══ EXTRACTED INFORMATION ══
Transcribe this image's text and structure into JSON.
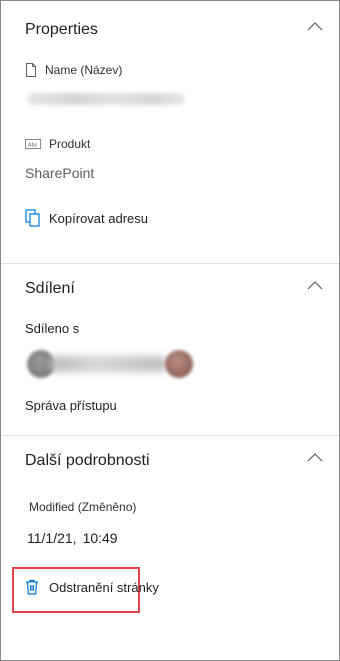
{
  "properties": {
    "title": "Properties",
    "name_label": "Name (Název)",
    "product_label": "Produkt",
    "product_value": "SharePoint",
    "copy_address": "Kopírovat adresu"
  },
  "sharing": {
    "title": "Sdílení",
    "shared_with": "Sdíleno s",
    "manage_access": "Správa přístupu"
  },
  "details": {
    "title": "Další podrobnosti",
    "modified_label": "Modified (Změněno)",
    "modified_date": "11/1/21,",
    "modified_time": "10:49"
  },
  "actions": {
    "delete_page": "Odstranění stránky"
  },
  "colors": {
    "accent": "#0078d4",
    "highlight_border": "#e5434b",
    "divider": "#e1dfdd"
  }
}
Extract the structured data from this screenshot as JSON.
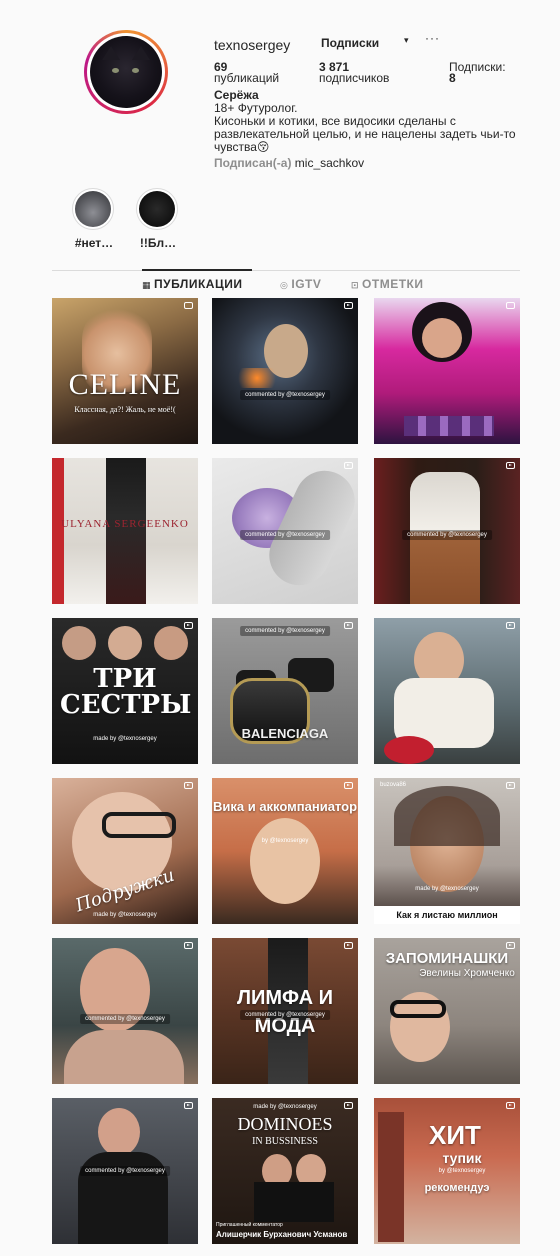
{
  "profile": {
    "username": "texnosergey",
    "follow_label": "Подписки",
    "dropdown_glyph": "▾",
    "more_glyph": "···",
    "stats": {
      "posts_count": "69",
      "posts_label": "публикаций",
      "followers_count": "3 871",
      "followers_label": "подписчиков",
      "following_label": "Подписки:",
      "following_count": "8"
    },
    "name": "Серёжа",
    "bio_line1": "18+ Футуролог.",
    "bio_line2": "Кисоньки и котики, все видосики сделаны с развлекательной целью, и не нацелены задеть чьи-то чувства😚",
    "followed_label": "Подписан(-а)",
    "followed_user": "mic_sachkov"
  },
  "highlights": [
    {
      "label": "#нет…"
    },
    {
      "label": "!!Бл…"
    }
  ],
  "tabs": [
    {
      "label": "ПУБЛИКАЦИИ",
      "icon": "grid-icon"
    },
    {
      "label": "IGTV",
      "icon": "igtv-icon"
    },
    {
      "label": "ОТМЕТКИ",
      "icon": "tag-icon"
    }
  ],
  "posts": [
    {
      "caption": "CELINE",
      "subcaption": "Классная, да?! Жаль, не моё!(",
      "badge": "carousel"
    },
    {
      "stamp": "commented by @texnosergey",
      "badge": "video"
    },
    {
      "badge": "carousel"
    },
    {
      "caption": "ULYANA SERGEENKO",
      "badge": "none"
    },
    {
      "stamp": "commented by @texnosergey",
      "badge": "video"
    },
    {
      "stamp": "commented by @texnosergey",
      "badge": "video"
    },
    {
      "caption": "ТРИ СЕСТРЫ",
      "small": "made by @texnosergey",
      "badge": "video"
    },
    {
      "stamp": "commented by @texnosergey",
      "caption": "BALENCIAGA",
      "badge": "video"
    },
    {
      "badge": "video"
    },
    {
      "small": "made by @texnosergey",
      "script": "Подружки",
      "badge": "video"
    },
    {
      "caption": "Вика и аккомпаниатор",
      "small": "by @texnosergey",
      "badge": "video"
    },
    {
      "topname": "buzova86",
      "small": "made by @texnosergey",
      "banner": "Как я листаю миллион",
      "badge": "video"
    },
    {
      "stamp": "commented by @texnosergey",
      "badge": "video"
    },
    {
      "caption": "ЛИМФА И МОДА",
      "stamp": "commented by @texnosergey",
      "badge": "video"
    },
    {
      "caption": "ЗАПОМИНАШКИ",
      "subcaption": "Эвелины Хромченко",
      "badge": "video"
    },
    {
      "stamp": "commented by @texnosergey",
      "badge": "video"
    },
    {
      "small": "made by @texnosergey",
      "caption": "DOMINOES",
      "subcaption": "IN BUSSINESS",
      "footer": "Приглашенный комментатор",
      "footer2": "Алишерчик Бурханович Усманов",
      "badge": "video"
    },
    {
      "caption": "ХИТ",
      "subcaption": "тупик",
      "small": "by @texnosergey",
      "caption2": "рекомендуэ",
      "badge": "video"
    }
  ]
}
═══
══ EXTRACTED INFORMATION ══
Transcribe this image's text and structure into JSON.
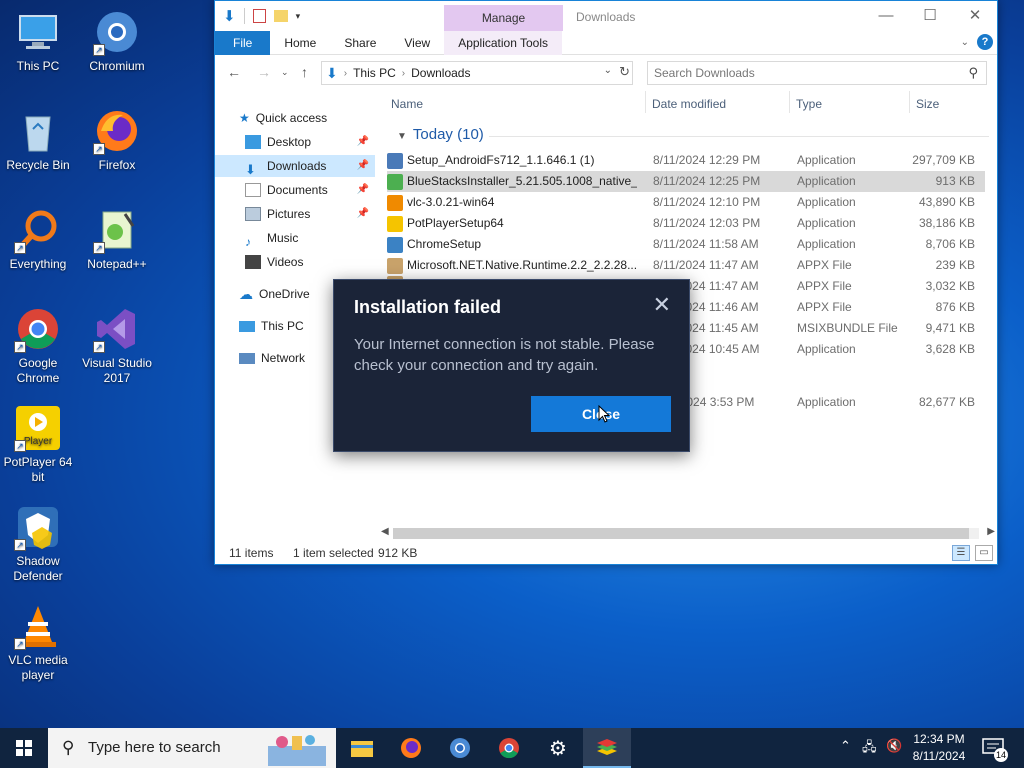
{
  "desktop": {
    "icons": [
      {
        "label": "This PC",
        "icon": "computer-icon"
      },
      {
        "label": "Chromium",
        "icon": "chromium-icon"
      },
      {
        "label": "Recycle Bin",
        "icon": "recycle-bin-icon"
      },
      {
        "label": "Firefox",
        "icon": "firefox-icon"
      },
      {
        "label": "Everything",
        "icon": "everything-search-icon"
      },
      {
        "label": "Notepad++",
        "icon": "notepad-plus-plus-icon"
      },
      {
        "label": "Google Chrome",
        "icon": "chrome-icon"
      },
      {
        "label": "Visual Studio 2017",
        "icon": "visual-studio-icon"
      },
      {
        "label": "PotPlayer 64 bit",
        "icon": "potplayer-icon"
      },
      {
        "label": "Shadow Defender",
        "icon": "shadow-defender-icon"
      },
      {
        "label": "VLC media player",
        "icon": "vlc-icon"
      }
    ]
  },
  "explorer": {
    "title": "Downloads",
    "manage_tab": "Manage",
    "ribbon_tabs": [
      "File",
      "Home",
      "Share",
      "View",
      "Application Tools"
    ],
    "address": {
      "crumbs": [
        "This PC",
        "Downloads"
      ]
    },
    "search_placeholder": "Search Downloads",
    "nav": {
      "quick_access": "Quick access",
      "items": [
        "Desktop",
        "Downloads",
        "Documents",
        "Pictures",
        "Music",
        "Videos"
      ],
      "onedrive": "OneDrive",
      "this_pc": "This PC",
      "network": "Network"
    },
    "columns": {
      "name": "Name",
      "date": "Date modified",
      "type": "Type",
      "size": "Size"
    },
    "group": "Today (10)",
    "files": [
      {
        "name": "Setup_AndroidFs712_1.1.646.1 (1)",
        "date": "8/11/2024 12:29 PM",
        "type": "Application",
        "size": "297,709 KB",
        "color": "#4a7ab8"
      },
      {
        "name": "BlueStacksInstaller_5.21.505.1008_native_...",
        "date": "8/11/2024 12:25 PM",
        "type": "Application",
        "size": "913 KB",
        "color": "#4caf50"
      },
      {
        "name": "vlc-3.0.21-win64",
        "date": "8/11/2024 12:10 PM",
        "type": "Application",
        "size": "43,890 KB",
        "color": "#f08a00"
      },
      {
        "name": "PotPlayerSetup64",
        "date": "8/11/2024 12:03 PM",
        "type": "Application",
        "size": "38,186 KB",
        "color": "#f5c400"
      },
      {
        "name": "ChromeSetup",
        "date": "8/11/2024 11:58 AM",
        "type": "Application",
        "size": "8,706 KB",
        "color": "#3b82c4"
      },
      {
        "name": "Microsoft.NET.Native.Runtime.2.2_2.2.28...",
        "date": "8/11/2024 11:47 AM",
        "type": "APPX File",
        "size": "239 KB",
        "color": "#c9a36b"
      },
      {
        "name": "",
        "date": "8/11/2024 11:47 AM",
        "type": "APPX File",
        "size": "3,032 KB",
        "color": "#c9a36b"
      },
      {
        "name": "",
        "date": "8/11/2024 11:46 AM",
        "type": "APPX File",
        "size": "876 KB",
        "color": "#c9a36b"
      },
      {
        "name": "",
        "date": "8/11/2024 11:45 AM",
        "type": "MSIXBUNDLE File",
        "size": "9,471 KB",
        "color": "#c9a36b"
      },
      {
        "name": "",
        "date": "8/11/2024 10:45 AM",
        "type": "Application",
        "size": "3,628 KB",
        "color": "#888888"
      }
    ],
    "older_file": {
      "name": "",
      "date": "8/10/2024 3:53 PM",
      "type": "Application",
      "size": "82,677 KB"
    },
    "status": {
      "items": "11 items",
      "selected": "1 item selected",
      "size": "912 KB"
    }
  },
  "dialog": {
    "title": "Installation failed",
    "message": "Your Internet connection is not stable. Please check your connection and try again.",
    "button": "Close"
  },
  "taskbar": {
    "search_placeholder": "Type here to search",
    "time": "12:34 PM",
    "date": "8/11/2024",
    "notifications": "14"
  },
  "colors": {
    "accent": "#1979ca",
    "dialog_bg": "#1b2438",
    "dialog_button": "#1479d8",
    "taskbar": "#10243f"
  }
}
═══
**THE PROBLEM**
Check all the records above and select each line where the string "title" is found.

**SOLVED PROBLEM**
    "title": "Properties",
    "title": "Sdílení",
    "title": "Další podrobnosti",
    "title": "Downloads",
    "title": "Installation failed",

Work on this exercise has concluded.